So far, the farmers of Texcoco have only dabbled figuratively in the underground?their struggle is endorsed by the Chiapas-based, rebel Zapatista Army of National Liberation (EZLN) and clandestine guerrillas in the state of Guerrero. For now, they battle the Fox government out in the open, seeking alliance with other Indian communities, campesino organizations, disaffected National University students, and workers (many ejidatarios are veterans of the nearly eight-year-long strike at a local soda ash mine). Other supporters include farmers from Morelos state who successfully fought off expropriation of communal lands for a private golf course.
Radicalizing at the speed of light are campesinos from the Atenco ejido who deposed a mayor favorable to the expropriation (about 300 members of the 1,100-member ejido support it), and have been encamped in their village plaza since October 22, when expropriation was announced. They declared Atenco ?a municipality in rebellion,? and ?an autonomous municipality,? in the Zapatista fashion, and painted a mural on their ejido house featuring the obligatory icon of revolutionary martyr Emiliano Zapata, ski-masked neo-Zapatistas of the EZLN, and the recently murdered human rights defender Digna Ochoa.
As their fight comes down to the crunch, the ejidatarios of San Salvador are in constant motion, organizing daily marches and caravans to pressure government officials. All roads in and out of Atenco are barricaded against police invasion and look-outs keep watch from nearby hills. When unidentified geologists tried to take ground samples, ejido members escorted them off community land and their vehicles were confiscated.
Such militancy has attracted police vigilance. Some 600 state judicial police are said to be posted in the Texcoco district and undercover agents are suspected of infiltrating the ejido. Helicopters buzz San Salvador Atenco during daylight hours and 25 warrants for activists? including ejido leader Ignacio del Valle, have reportedly been issued but not yet served. Authorities tell reporters that ?subversives? have taken charge of the ejido.

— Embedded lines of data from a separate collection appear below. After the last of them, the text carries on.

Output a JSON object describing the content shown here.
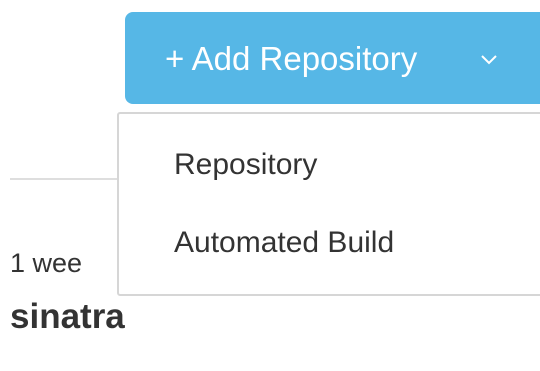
{
  "header": {
    "add_repository_label": "+ Add Repository",
    "dropdown_icon": "chevron-down-icon",
    "button_color": "#56b7e6"
  },
  "dropdown": {
    "items": [
      {
        "label": "Repository"
      },
      {
        "label": "Automated Build"
      }
    ]
  },
  "repo_list": {
    "time_ago": "1 wee",
    "name": "sinatra"
  }
}
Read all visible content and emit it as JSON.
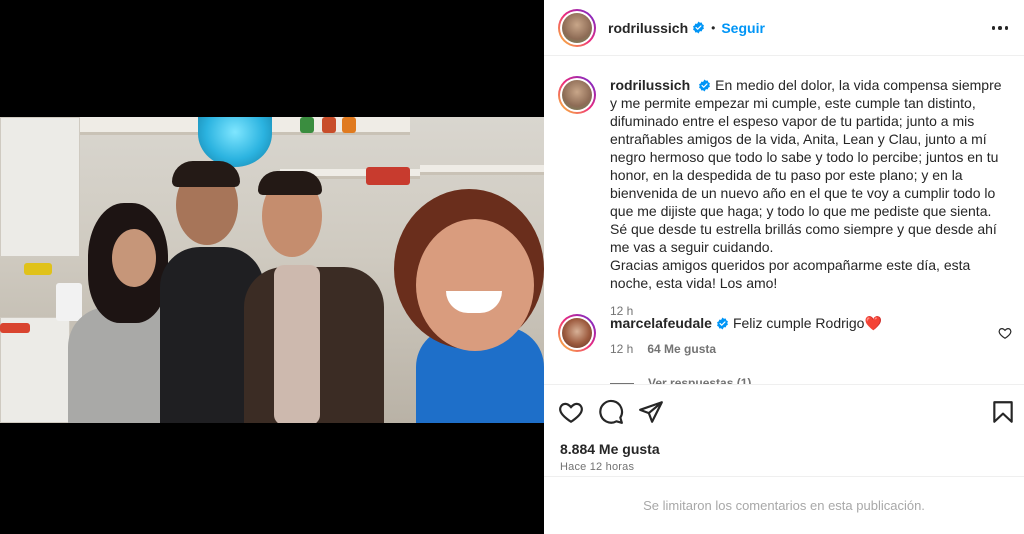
{
  "post": {
    "author": "rodrilussich",
    "follow_label": "Seguir",
    "separator": "•"
  },
  "caption": {
    "author": "rodrilussich",
    "text": "En medio del dolor, la vida compensa siempre y me permite empezar mi cumple, este cumple tan distinto, difuminado entre el espeso vapor de tu partida; junto a mis entrañables amigos de la vida, Anita, Lean y Clau, junto a mí negro hermoso que todo lo sabe y todo lo percibe; juntos en tu honor, en la despedida de tu paso por este plano; y en la bienvenida de un nuevo año en el que te voy a cumplir todo lo que me dijiste que haga; y todo lo que me pediste que sienta. Sé que desde tu estrella brillás como siempre y que desde ahí me vas a seguir cuidando.\nGracias amigos queridos por acompañarme este día, esta noche, esta vida! Los amo!",
    "time": "12 h"
  },
  "comment": {
    "author": "marcelafeudale",
    "text": "Feliz cumple Rodrigo",
    "emoji": "❤️",
    "time": "12 h",
    "likes": "64 Me gusta"
  },
  "view_replies": "Ver respuestas (1)",
  "stats": {
    "likes": "8.884 Me gusta",
    "time_ago": "Hace 12 horas"
  },
  "footer": {
    "comments_limited": "Se limitaron los comentarios en esta publicación."
  },
  "colors": {
    "accent": "#0095f6",
    "verified": "#0095f6",
    "heart": "#ed4956",
    "muted": "#737373",
    "text": "#262626"
  },
  "icons": [
    "verified-badge-icon",
    "more-options-icon",
    "like-heart-icon",
    "comment-icon",
    "share-icon",
    "bookmark-icon",
    "comment-like-icon"
  ]
}
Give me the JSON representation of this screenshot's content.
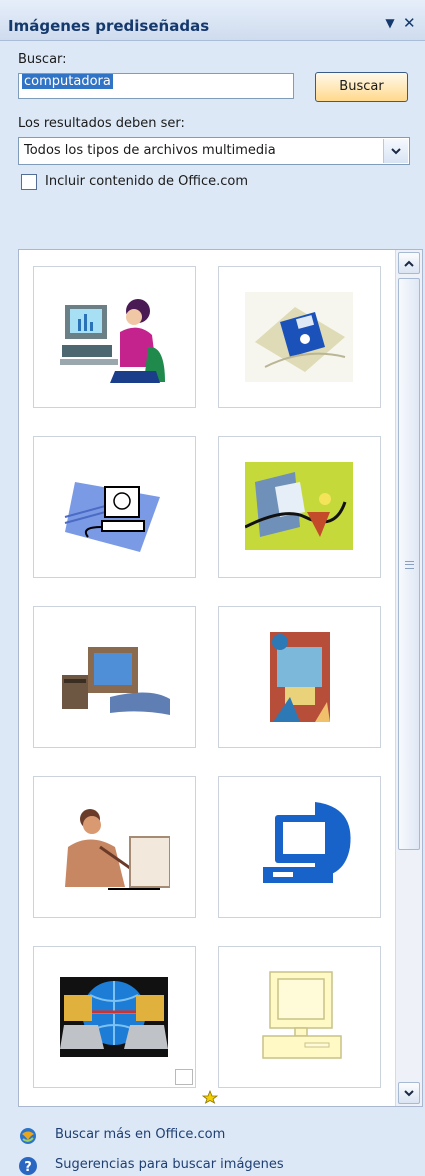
{
  "panel": {
    "title": "Imágenes prediseñadas",
    "menu_arrow": "▼",
    "close_glyph": "✕"
  },
  "search": {
    "label": "Buscar:",
    "value": "computadora",
    "button_label": "Buscar"
  },
  "filter": {
    "label": "Los resultados deben ser:",
    "selected": "Todos los tipos de archivos multimedia",
    "include_office_label": "Incluir contenido de Office.com",
    "include_office_checked": false
  },
  "results": {
    "thumbnails": [
      {
        "icon": "woman-at-computer-icon"
      },
      {
        "icon": "floppy-disk-icon"
      },
      {
        "icon": "network-computer-icon"
      },
      {
        "icon": "computer-cable-icon"
      },
      {
        "icon": "desktop-computer-icon"
      },
      {
        "icon": "computer-collage-icon"
      },
      {
        "icon": "man-at-computer-icon"
      },
      {
        "icon": "blue-computer-icon"
      },
      {
        "icon": "globe-laptops-icon"
      },
      {
        "icon": "yellow-computer-icon"
      }
    ]
  },
  "footer": {
    "search_more_label": "Buscar más en Office.com",
    "tips_label": "Sugerencias para buscar imágenes"
  },
  "colors": {
    "panel_bg": "#dce8f6",
    "title_text": "#15396d",
    "selection": "#3173c5",
    "button_gradient_bottom": "#ffd98c"
  }
}
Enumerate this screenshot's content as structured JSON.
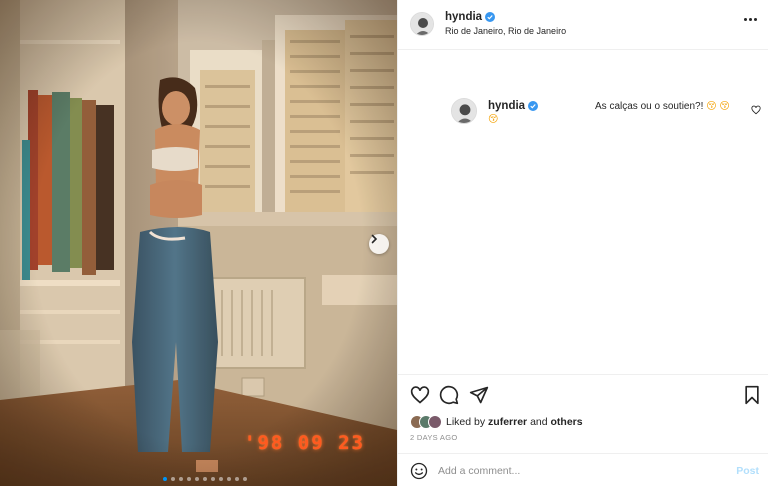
{
  "post": {
    "username": "hyndia",
    "location": "Rio de Janeiro, Rio de Janeiro",
    "date_stamp": "'98 09 23",
    "carousel_count": 11,
    "carousel_active": 1
  },
  "caption": {
    "username": "hyndia",
    "text": "As calças ou o soutien?!",
    "emoji_inline": "😚 😚",
    "emoji_second_line": "😚"
  },
  "likes": {
    "liked_by_prefix": "Liked by",
    "liked_by_user": "zuferrer",
    "and": "and",
    "others": "others"
  },
  "timestamp": "2 DAYS AGO",
  "comment": {
    "placeholder": "Add a comment...",
    "post_label": "Post"
  },
  "colors": {
    "verified": "#3897f0",
    "post_disabled": "#b2dffc",
    "stamp": "#ff5a1f"
  },
  "icons": [
    "verified-badge-icon",
    "more-icon",
    "heart-icon",
    "comment-icon",
    "share-icon",
    "bookmark-icon",
    "emoji-icon",
    "chevron-right-icon"
  ]
}
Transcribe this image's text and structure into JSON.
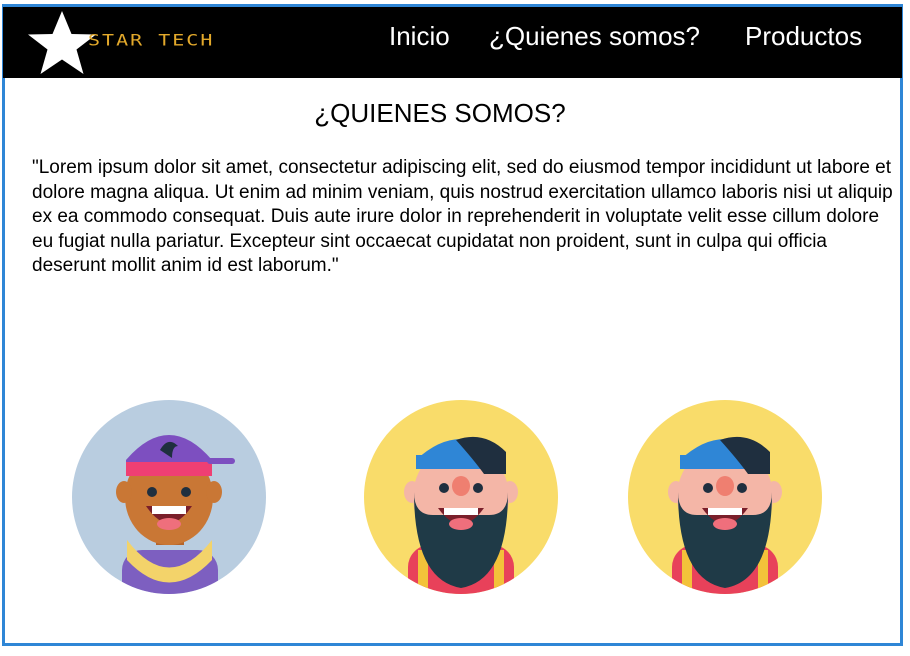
{
  "header": {
    "brand": "STAR TECH",
    "nav": [
      "Inicio",
      "¿Quienes somos?",
      "Productos"
    ]
  },
  "main": {
    "title": "¿QUIENES SOMOS?",
    "paragraph": "\"Lorem ipsum dolor sit amet, consectetur adipiscing elit, sed do eiusmod tempor incididunt ut labore et dolore magna aliqua. Ut enim ad minim veniam, quis nostrud exercitation ullamco laboris nisi ut aliquip ex ea commodo consequat. Duis aute irure dolor in reprehenderit in voluptate velit esse cillum dolore eu fugiat nulla pariatur. Excepteur sint occaecat cupidatat non proident, sunt in culpa qui officia deserunt mollit anim id est laborum.\""
  },
  "team": [
    {
      "icon": "cap-boy-avatar-icon"
    },
    {
      "icon": "bearded-man-avatar-icon"
    },
    {
      "icon": "bearded-man-avatar-icon"
    }
  ],
  "colors": {
    "navbar": "#000000",
    "brand": "#e3a92b",
    "frame_border": "#2f86d6",
    "avatar_bg_blue": "#b9cde0",
    "avatar_bg_yellow": "#f9dc6a"
  }
}
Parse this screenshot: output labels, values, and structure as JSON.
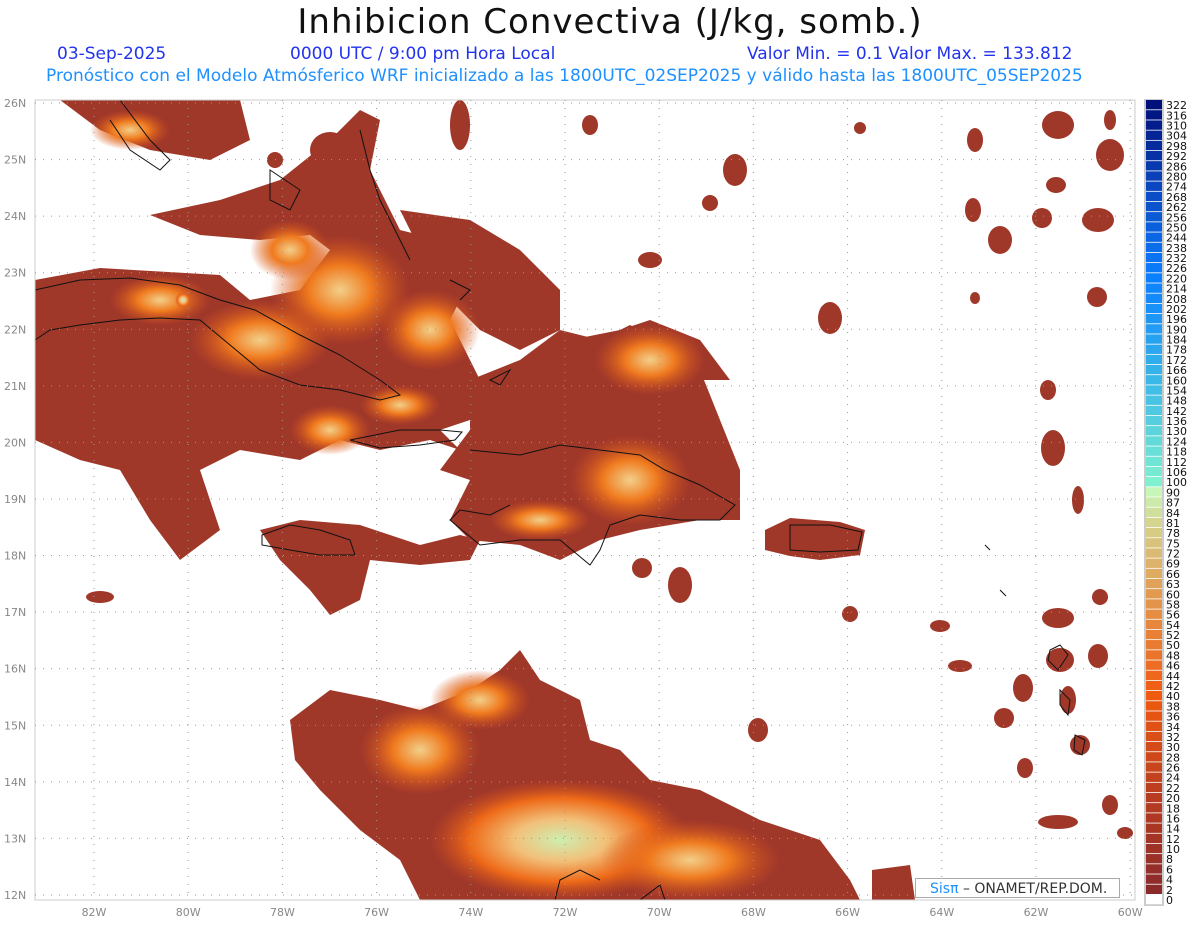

In a bizarre move to head off expropriation, ejido officials have hired a high-priced lawyer, Ignacio Burgoa, to stall expropriation with legal maneuvering until the Fox administration sweetens its offer to the farmers.
But what no doubt gives the campesinos? cause a bigger boost than recruiting a fancy lawyer is the recent discovery of ancient, pre-Aztec remains by anthropologists from the nearby Chapingo agricultural university. Doctors Luis Morrett Alatorre and David L?pez Monroy estimate that what they are now calling Texcoco Man, an approximately 40-year-old hunter-gatherer who appears to have died a natural death, may date back 11,000 years. The remains have been sent to England for more precise carbon dating. In recent years, such ancient remains have been popping up all over the lakebeds. The 1999 discovery of 17 sets of remains that are at least 5,000-years-old was considered a major find.
The area around the lakebed is indeed a repository of fallen civilizations that has yielded up everything from woolly mammoth bones to significant potsherds. ?Who knows what treasures are to be found out there, perhaps even the tomb of Nezahualcoy-otl,? reflects Felipe Alvarez, brandishing a long-bladed machete outside the National Palace. Ejido leaders say they will appeal to the National Institute for Anthropology and History (INAH) to halt the airport project because of the potential destruction of a rich archeological find.
And the machetes? “They are symbols,” Alvarez responds, “our work tools. We use them to cut weeds and sugar cane and now they will cut down the airport. But we are not terrorists.” “Tierra-istas,” he agrees, would be more appropriate.
John Ross provided the English version of Nezahualcoyotl’s poetry, based on the Aztec-to-Spanish translation by Miguel Leon-Portillo. The great Jos? Guadalupe Posada provided the art.